The transition to new ownership is a big change for employees of a small business. To ensure a smooth transition, start the process before the deal is done. Make sure the owner feels good about what is going to happen to the business after he or she leaves. Spend some time talking to key employees, customers and suppliers before you take over; tell them about your plans and ideas for the business's future. Getting these key players involved and on your side makes running the business a lot easier.
Most sellers will help you in a transition period during which they train you in operating the business. This period can range from a few weeks to six months or longer. After the one-on-one training period, many sellers will agree to be available for phone consultation for another period of time. Make sure you and the seller agree on how this training will be handled, and write it into your contract.

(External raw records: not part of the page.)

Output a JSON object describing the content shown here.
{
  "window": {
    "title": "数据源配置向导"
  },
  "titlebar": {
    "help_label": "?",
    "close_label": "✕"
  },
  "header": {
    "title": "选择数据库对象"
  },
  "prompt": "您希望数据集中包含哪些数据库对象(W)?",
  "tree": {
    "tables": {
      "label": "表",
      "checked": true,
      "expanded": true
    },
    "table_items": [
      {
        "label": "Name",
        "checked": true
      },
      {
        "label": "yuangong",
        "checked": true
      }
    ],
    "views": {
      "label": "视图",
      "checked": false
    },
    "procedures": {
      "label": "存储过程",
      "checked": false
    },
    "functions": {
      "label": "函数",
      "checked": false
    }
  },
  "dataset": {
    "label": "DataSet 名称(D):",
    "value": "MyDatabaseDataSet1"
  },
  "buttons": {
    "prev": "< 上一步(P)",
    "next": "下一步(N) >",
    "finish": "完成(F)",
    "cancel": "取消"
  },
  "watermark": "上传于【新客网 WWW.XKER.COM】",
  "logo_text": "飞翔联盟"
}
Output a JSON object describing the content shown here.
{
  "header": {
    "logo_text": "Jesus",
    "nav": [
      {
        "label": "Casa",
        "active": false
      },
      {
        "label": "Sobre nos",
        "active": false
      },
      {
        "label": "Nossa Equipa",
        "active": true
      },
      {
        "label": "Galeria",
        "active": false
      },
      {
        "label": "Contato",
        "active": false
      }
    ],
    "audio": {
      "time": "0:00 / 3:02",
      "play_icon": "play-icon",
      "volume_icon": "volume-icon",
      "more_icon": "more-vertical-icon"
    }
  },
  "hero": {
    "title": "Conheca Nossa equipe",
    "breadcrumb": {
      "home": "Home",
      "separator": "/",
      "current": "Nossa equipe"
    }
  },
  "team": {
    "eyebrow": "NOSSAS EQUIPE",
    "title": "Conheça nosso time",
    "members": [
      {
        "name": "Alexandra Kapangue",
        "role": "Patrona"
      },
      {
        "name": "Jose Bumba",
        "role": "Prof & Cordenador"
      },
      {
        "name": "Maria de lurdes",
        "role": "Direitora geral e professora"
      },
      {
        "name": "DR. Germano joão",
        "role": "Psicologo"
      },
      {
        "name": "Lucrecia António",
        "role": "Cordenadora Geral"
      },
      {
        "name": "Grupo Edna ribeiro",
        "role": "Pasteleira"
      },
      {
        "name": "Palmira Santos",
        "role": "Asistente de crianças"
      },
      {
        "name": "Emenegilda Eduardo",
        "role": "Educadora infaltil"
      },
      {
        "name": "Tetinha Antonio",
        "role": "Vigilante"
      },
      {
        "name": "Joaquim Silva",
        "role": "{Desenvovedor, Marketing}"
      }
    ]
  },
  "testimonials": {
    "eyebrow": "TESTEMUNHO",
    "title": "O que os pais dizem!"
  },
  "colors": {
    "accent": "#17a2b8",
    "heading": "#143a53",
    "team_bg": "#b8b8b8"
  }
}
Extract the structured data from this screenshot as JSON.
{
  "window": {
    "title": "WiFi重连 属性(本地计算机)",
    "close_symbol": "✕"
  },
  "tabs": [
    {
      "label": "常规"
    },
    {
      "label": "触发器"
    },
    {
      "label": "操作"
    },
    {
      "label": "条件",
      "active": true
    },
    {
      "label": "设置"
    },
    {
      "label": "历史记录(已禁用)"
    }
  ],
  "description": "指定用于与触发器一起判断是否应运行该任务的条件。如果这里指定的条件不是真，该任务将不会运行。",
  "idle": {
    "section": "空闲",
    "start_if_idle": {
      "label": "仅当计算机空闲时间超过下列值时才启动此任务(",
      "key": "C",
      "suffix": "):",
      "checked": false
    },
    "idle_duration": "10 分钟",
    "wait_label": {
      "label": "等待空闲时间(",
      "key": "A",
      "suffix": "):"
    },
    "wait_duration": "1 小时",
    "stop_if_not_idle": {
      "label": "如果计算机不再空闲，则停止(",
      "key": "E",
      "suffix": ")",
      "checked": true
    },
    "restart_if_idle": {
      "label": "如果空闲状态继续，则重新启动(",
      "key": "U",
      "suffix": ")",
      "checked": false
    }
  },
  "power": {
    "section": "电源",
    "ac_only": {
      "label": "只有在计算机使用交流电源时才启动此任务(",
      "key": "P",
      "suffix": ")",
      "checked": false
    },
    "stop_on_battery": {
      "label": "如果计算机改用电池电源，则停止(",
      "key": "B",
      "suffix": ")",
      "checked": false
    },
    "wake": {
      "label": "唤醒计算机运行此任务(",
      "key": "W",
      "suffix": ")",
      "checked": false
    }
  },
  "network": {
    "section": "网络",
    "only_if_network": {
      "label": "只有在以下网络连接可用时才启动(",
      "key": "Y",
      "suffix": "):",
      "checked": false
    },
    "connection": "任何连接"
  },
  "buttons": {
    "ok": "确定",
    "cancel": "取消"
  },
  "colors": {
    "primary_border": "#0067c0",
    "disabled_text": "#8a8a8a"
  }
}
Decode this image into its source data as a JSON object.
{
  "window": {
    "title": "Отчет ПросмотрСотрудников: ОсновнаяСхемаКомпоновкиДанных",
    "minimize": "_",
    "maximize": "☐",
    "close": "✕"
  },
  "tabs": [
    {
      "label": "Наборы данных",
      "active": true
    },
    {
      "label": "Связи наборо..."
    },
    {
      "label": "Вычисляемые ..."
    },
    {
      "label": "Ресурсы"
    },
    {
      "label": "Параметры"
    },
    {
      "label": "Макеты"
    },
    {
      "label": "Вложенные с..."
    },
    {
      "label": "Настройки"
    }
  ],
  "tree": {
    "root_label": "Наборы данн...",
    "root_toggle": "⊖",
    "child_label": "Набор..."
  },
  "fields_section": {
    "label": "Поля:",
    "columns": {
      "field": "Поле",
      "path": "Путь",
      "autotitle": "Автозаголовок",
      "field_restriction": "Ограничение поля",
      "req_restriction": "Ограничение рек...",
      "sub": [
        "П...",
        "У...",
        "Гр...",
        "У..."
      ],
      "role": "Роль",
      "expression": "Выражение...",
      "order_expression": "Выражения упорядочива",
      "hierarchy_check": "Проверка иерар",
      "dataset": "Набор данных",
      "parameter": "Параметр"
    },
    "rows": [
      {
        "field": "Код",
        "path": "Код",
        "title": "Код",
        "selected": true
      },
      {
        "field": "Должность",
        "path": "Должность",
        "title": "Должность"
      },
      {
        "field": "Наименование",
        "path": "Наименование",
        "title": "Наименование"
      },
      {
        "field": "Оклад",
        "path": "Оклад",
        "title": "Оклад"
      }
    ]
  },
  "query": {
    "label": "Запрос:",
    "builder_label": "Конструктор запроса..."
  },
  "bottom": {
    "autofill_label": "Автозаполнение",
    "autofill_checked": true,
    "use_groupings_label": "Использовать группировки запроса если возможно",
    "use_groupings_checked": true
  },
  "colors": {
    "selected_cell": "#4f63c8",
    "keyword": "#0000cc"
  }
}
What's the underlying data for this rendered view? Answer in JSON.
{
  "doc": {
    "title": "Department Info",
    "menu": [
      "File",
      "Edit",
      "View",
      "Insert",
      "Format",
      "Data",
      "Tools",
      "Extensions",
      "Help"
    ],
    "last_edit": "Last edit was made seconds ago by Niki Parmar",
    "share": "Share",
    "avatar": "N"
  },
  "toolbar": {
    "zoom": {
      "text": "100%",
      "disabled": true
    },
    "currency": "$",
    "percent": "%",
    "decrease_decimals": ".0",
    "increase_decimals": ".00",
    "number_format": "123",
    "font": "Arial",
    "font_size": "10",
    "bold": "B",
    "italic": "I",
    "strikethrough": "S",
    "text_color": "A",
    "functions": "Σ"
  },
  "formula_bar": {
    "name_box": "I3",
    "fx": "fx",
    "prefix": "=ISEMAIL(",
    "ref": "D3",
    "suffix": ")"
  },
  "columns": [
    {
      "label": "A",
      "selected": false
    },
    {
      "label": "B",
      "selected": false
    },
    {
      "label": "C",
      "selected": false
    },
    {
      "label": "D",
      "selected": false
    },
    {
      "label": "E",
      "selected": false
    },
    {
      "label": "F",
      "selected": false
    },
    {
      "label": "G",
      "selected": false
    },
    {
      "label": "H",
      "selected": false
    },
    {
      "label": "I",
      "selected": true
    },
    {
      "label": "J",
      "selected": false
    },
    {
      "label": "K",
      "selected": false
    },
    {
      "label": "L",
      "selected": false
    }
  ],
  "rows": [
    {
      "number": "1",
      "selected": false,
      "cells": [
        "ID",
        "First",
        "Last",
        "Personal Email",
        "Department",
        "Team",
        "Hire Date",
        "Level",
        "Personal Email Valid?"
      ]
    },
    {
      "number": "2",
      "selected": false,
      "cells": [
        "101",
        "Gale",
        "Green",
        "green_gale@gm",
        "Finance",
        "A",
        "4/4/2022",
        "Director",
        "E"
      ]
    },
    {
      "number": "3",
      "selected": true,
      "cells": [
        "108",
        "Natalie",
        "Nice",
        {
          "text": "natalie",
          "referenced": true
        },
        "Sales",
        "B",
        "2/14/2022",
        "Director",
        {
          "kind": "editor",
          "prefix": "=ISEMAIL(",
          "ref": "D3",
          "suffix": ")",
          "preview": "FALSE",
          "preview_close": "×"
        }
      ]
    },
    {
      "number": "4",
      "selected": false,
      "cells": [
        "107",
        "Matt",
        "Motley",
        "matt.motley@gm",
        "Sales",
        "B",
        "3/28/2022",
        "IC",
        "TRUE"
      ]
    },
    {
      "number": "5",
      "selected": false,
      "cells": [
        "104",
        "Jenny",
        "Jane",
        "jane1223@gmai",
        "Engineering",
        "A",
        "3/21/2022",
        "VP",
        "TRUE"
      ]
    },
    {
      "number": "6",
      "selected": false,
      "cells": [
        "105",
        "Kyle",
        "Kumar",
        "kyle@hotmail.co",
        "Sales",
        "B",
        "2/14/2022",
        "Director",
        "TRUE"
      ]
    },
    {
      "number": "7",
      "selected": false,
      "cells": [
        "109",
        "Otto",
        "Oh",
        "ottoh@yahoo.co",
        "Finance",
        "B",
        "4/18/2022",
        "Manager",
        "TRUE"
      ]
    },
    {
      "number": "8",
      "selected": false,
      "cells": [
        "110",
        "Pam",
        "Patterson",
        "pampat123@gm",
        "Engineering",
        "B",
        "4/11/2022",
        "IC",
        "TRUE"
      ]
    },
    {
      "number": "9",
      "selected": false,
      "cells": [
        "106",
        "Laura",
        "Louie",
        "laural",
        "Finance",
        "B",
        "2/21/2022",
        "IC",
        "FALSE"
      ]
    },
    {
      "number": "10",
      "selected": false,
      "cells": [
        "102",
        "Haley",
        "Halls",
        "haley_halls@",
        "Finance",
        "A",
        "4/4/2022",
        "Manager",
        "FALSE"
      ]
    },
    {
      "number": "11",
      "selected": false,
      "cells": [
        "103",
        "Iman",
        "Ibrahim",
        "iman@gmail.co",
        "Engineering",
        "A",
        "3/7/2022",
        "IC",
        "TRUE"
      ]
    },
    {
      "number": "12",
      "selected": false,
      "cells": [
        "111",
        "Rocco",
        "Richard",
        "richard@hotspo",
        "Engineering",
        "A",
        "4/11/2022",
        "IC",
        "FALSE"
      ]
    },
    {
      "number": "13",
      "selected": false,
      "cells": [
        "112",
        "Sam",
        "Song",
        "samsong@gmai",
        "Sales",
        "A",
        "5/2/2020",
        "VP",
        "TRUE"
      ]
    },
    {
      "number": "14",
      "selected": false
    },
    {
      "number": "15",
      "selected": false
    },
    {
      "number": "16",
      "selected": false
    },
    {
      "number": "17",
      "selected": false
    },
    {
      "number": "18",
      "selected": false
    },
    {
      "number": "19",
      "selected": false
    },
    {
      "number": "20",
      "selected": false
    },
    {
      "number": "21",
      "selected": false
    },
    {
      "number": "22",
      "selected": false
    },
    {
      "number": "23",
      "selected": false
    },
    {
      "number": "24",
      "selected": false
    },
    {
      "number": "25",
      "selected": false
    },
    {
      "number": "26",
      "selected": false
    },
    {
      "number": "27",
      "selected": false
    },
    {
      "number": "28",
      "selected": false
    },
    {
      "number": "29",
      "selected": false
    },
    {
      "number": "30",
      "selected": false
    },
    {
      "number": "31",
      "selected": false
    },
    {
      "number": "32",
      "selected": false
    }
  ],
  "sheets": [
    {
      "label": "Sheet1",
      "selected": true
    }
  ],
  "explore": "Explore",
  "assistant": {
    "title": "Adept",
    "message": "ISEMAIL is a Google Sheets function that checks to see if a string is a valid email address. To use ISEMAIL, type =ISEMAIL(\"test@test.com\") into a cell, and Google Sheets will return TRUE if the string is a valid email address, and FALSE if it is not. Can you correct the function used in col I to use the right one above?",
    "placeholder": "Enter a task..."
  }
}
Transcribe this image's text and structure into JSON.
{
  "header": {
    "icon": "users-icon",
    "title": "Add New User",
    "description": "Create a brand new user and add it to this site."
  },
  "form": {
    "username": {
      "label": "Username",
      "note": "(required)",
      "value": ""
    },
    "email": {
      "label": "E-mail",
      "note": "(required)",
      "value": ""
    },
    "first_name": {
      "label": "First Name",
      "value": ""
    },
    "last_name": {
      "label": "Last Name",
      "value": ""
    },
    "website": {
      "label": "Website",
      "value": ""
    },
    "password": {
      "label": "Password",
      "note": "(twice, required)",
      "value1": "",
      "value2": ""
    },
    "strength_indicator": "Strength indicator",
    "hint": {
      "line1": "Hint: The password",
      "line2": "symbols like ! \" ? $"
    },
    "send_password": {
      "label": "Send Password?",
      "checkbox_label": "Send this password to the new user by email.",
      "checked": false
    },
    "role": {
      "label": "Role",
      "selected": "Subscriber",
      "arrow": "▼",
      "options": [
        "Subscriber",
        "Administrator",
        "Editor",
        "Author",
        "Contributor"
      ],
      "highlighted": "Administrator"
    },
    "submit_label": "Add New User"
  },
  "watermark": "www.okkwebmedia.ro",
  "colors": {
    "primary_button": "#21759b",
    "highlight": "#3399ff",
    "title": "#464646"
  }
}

If you buy the business lock, stock and barrel, simply putting your name on the door and running it as before, your transition is likely to be fairly smooth. On the other hand, if you buy only part of the business's assets, such as its client list or employees, then make a lot of changes in how things are done, you'll probably face a more difficult transition period.
Many new business owners have unrealistically high expectations that they can immediately make a business more profitable. Of course, you need a positive attitude to run a successful business, but if your attitude is "I'm better than you," you'll soon face resentment from the employees you've acquired.
Instead, look at the employees as valuable assets. Initially, they'll know far more about the business than you will; use that knowledge to get yourself up to speed, and treat them with respect and appreciation. Employees inevitably will feel worried about job security when a new owner takes over. That uncertainty is multiplied if you don't tell them what your plans are. Many new bosses are so eager to start running the show, they slash staff, change prices or make other radical changes without giving employees any warning. Involve the staff in your planning, and keep communication open so they know what is happening at all times. Taking on an existing business isn't always easy, but with a little patience, honesty and hard work, you'll soon be running things like a pro.
This how-to was excerpted from Start Your Own Business and Entrepreneur Magazine's Small Business Encyclopedia.